*** Opening DATASET CONTENT ***

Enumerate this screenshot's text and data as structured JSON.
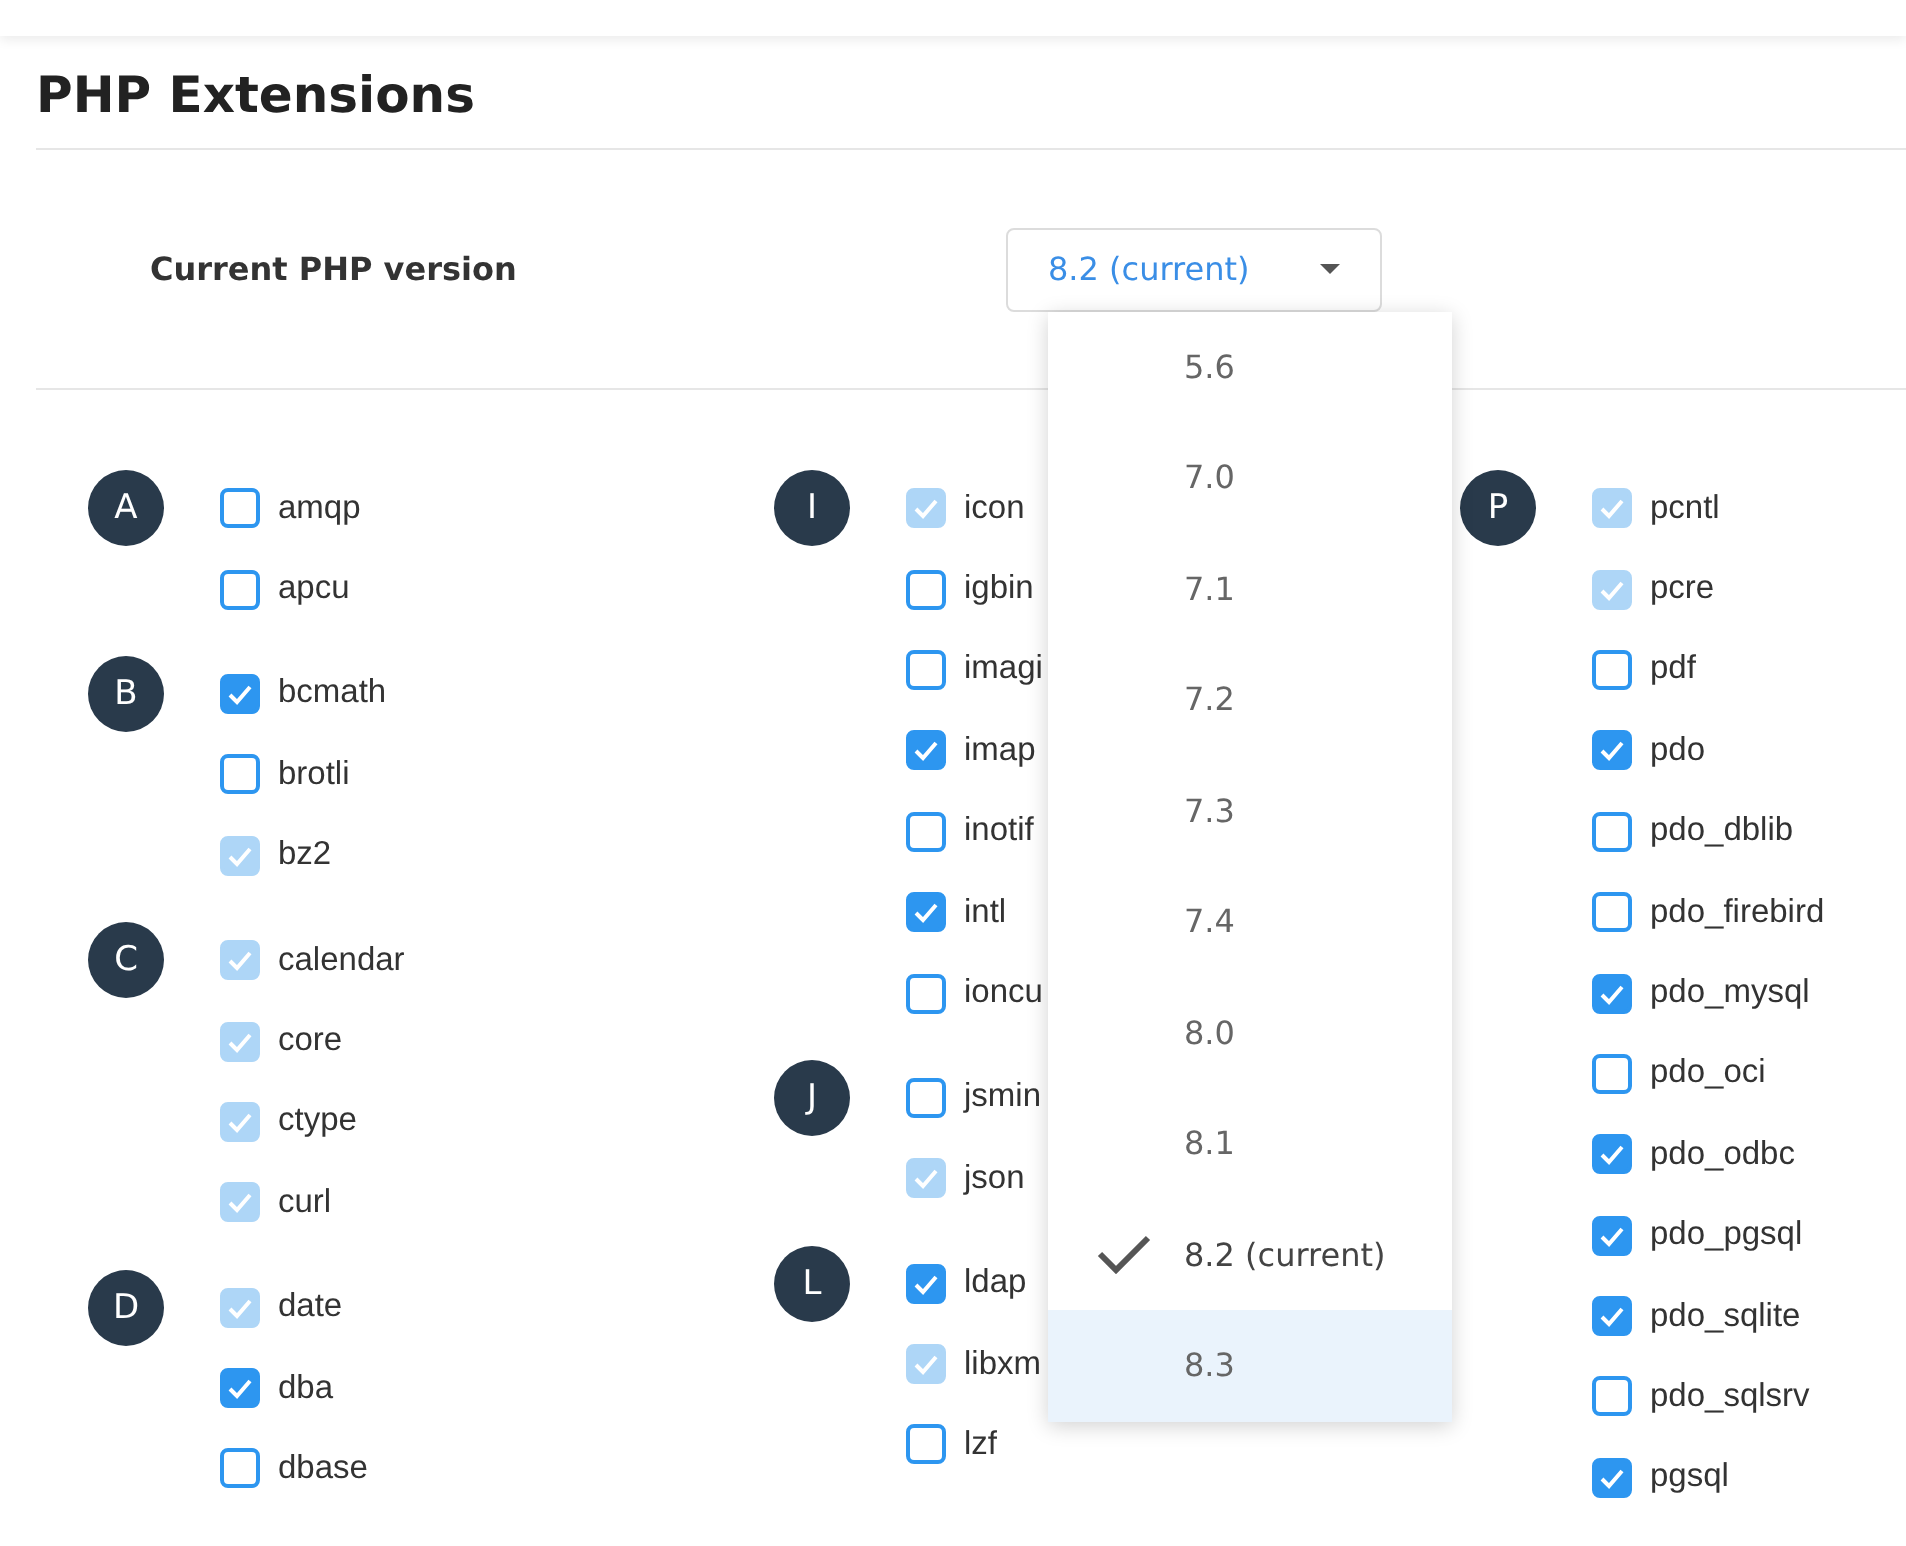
{
  "title": "PHP Extensions",
  "version": {
    "label": "Current PHP version",
    "value": "8.2 (current)",
    "expanded": true,
    "options": [
      {
        "label": "5.6",
        "selected": false,
        "highlighted": false
      },
      {
        "label": "7.0",
        "selected": false,
        "highlighted": false
      },
      {
        "label": "7.1",
        "selected": false,
        "highlighted": false
      },
      {
        "label": "7.2",
        "selected": false,
        "highlighted": false
      },
      {
        "label": "7.3",
        "selected": false,
        "highlighted": false
      },
      {
        "label": "7.4",
        "selected": false,
        "highlighted": false
      },
      {
        "label": "8.0",
        "selected": false,
        "highlighted": false
      },
      {
        "label": "8.1",
        "selected": false,
        "highlighted": false
      },
      {
        "label": "8.2 (current)",
        "selected": true,
        "highlighted": false
      },
      {
        "label": "8.3",
        "selected": false,
        "highlighted": true
      }
    ]
  },
  "columns": [
    {
      "groups": [
        {
          "letter": "A",
          "extensions": [
            {
              "name": "amqp",
              "checked": false,
              "disabled": false
            },
            {
              "name": "apcu",
              "checked": false,
              "disabled": false
            }
          ]
        },
        {
          "letter": "B",
          "extensions": [
            {
              "name": "bcmath",
              "checked": true,
              "disabled": false
            },
            {
              "name": "brotli",
              "checked": false,
              "disabled": false
            },
            {
              "name": "bz2",
              "checked": true,
              "disabled": true
            }
          ]
        },
        {
          "letter": "C",
          "extensions": [
            {
              "name": "calendar",
              "checked": true,
              "disabled": true
            },
            {
              "name": "core",
              "checked": true,
              "disabled": true
            },
            {
              "name": "ctype",
              "checked": true,
              "disabled": true
            },
            {
              "name": "curl",
              "checked": true,
              "disabled": true
            }
          ]
        },
        {
          "letter": "D",
          "extensions": [
            {
              "name": "date",
              "checked": true,
              "disabled": true
            },
            {
              "name": "dba",
              "checked": true,
              "disabled": false
            },
            {
              "name": "dbase",
              "checked": false,
              "disabled": false
            }
          ]
        }
      ]
    },
    {
      "groups": [
        {
          "letter": "I",
          "extensions": [
            {
              "name": "icon",
              "checked": true,
              "disabled": true
            },
            {
              "name": "igbin",
              "checked": false,
              "disabled": false
            },
            {
              "name": "imagi",
              "checked": false,
              "disabled": false
            },
            {
              "name": "imap",
              "checked": true,
              "disabled": false
            },
            {
              "name": "inotif",
              "checked": false,
              "disabled": false
            },
            {
              "name": "intl",
              "checked": true,
              "disabled": false
            },
            {
              "name": "ioncu",
              "checked": false,
              "disabled": false
            }
          ]
        },
        {
          "letter": "J",
          "extensions": [
            {
              "name": "jsmin",
              "checked": false,
              "disabled": false
            },
            {
              "name": "json",
              "checked": true,
              "disabled": true
            }
          ]
        },
        {
          "letter": "L",
          "extensions": [
            {
              "name": "ldap",
              "checked": true,
              "disabled": false
            },
            {
              "name": "libxm",
              "checked": true,
              "disabled": true
            },
            {
              "name": "lzf",
              "checked": false,
              "disabled": false
            }
          ]
        }
      ]
    },
    {
      "groups": [
        {
          "letter": "P",
          "extensions": [
            {
              "name": "pcntl",
              "checked": true,
              "disabled": true
            },
            {
              "name": "pcre",
              "checked": true,
              "disabled": true
            },
            {
              "name": "pdf",
              "checked": false,
              "disabled": false
            },
            {
              "name": "pdo",
              "checked": true,
              "disabled": false
            },
            {
              "name": "pdo_dblib",
              "checked": false,
              "disabled": false
            },
            {
              "name": "pdo_firebird",
              "checked": false,
              "disabled": false
            },
            {
              "name": "pdo_mysql",
              "checked": true,
              "disabled": false
            },
            {
              "name": "pdo_oci",
              "checked": false,
              "disabled": false
            },
            {
              "name": "pdo_odbc",
              "checked": true,
              "disabled": false
            },
            {
              "name": "pdo_pgsql",
              "checked": true,
              "disabled": false
            },
            {
              "name": "pdo_sqlite",
              "checked": true,
              "disabled": false
            },
            {
              "name": "pdo_sqlsrv",
              "checked": false,
              "disabled": false
            },
            {
              "name": "pgsql",
              "checked": true,
              "disabled": false
            }
          ]
        }
      ]
    }
  ]
}
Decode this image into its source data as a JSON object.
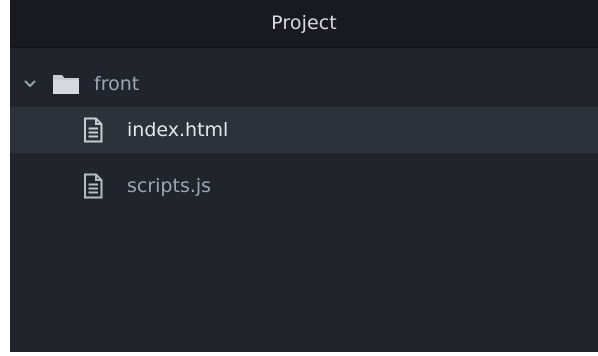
{
  "panel": {
    "title": "Project"
  },
  "tree": {
    "folder": {
      "label": "front",
      "expanded": true,
      "icon": "folder-icon",
      "chevron": "chevron-down-icon"
    },
    "files": [
      {
        "label": "index.html",
        "selected": true,
        "icon": "file-text-icon"
      },
      {
        "label": "scripts.js",
        "selected": false,
        "icon": "file-text-icon"
      }
    ]
  },
  "colors": {
    "panel_bg": "#21252b",
    "header_bg": "#181a1f",
    "selected_row": "#2c313a",
    "text": "#9da5b4",
    "text_selected": "#e4e7eb"
  }
}
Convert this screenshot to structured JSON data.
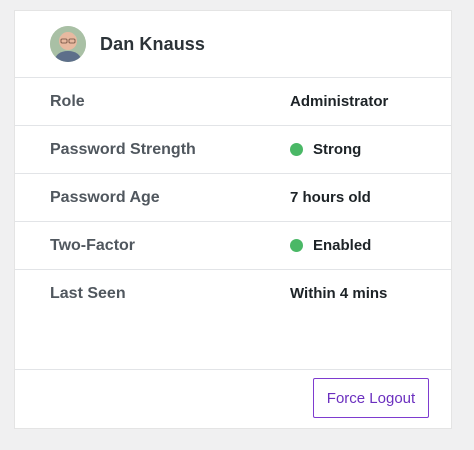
{
  "user": {
    "name": "Dan Knauss"
  },
  "details": [
    {
      "label": "Role",
      "value": "Administrator",
      "status_dot": false
    },
    {
      "label": "Password Strength",
      "value": "Strong",
      "status_dot": true
    },
    {
      "label": "Password Age",
      "value": "7 hours old",
      "status_dot": false
    },
    {
      "label": "Two-Factor",
      "value": "Enabled",
      "status_dot": true
    },
    {
      "label": "Last Seen",
      "value": "Within 4 mins",
      "status_dot": false
    }
  ],
  "actions": {
    "force_logout_label": "Force Logout"
  },
  "colors": {
    "status_ok": "#4ab866",
    "accent": "#7e3bcf"
  }
}
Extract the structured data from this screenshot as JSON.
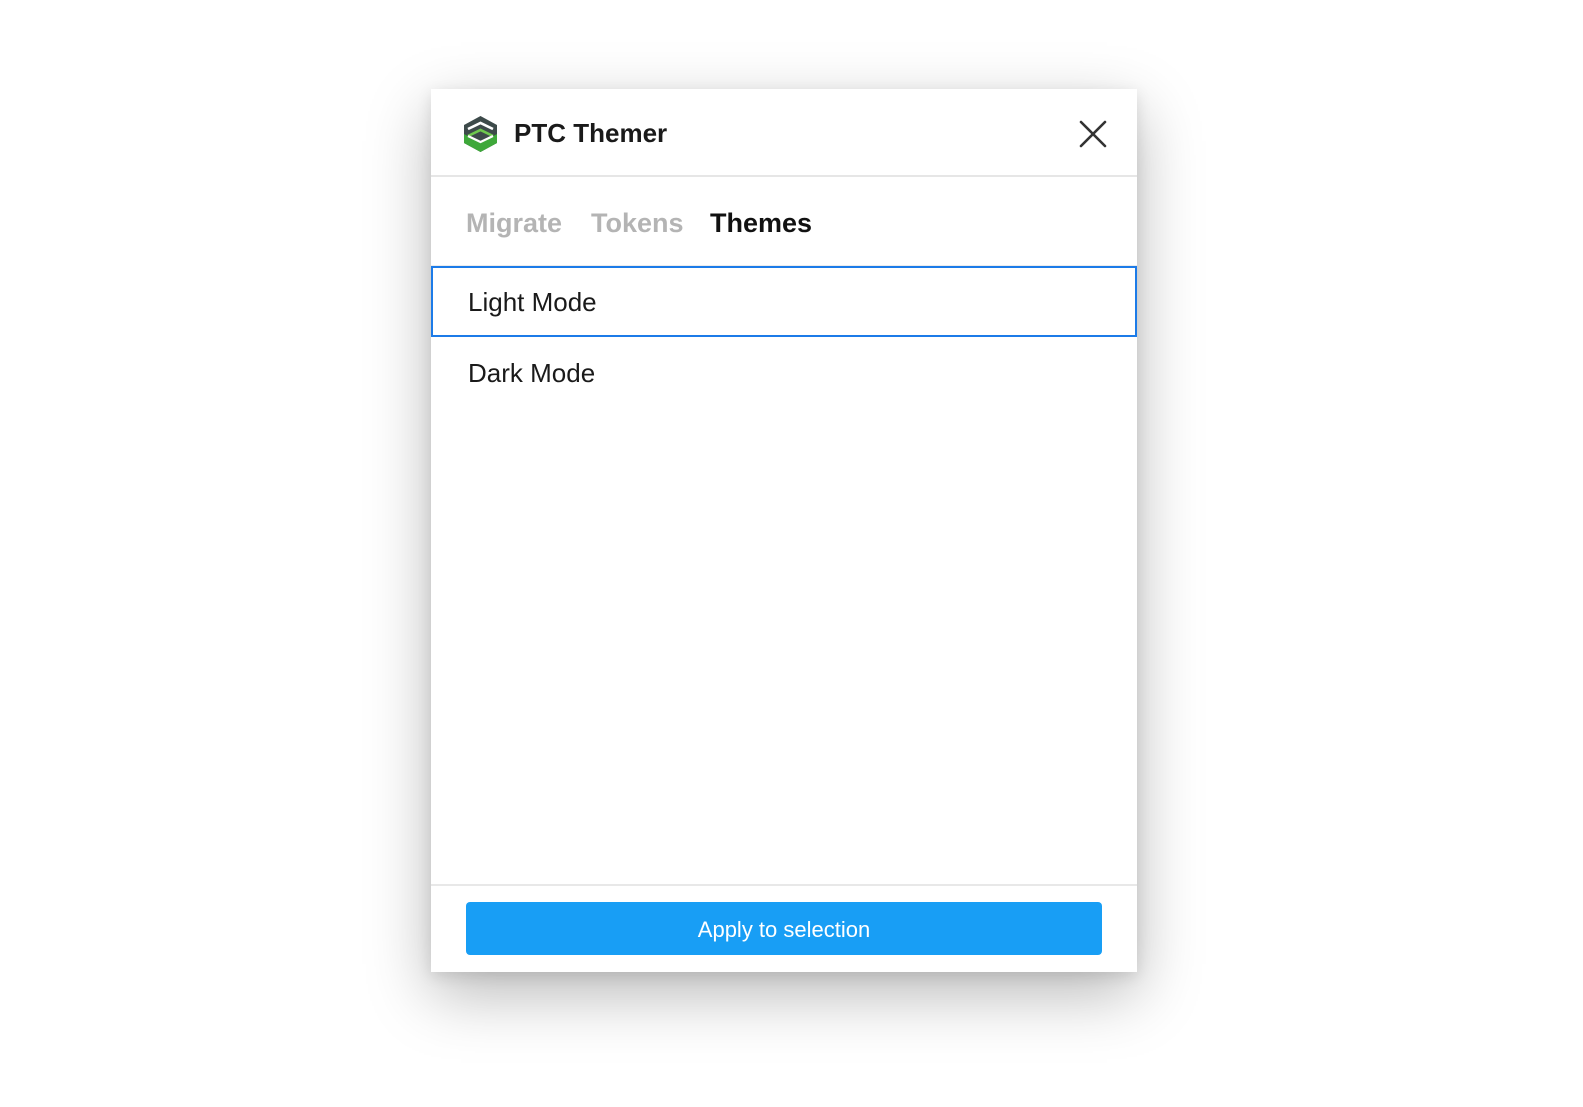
{
  "window": {
    "title": "PTC Themer",
    "logo_icon": "ptc-themer-logo-icon",
    "close_icon": "close-icon"
  },
  "tabs": [
    {
      "label": "Migrate",
      "active": false
    },
    {
      "label": "Tokens",
      "active": false
    },
    {
      "label": "Themes",
      "active": true
    }
  ],
  "themes": [
    {
      "label": "Light Mode",
      "selected": true
    },
    {
      "label": "Dark Mode",
      "selected": false
    }
  ],
  "footer": {
    "apply_label": "Apply to selection"
  },
  "colors": {
    "accent_button": "#189ef5",
    "selection_border": "#1c7be8",
    "logo_dark": "#3d4a4a",
    "logo_green": "#3ea83a"
  }
}
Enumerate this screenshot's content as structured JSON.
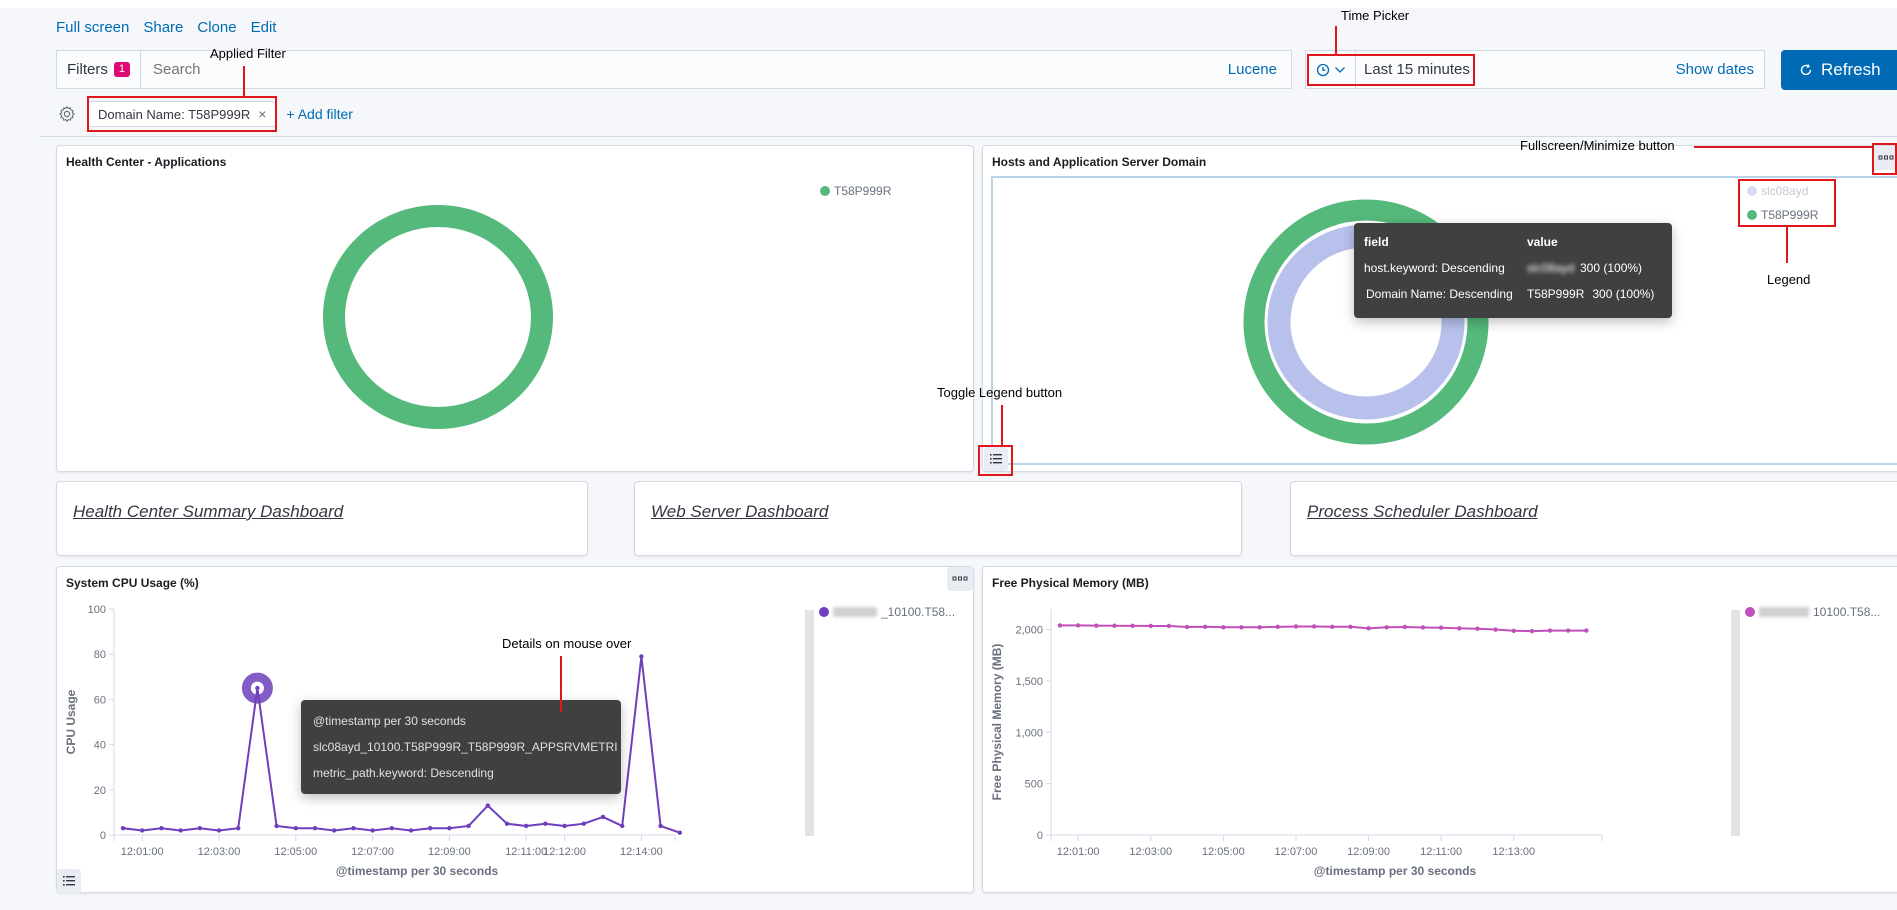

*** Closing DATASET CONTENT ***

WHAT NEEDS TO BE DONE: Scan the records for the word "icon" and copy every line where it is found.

SOLUTION:
              "name": "icon",
      "icon": "folder-icon",
      "chevron": "chevron-down-icon"
        "icon": "file-text-icon"
        "icon": "file-text-icon"
    "logo_icon": "ptc-themer-logo-icon",
    "close_icon": "close-icon"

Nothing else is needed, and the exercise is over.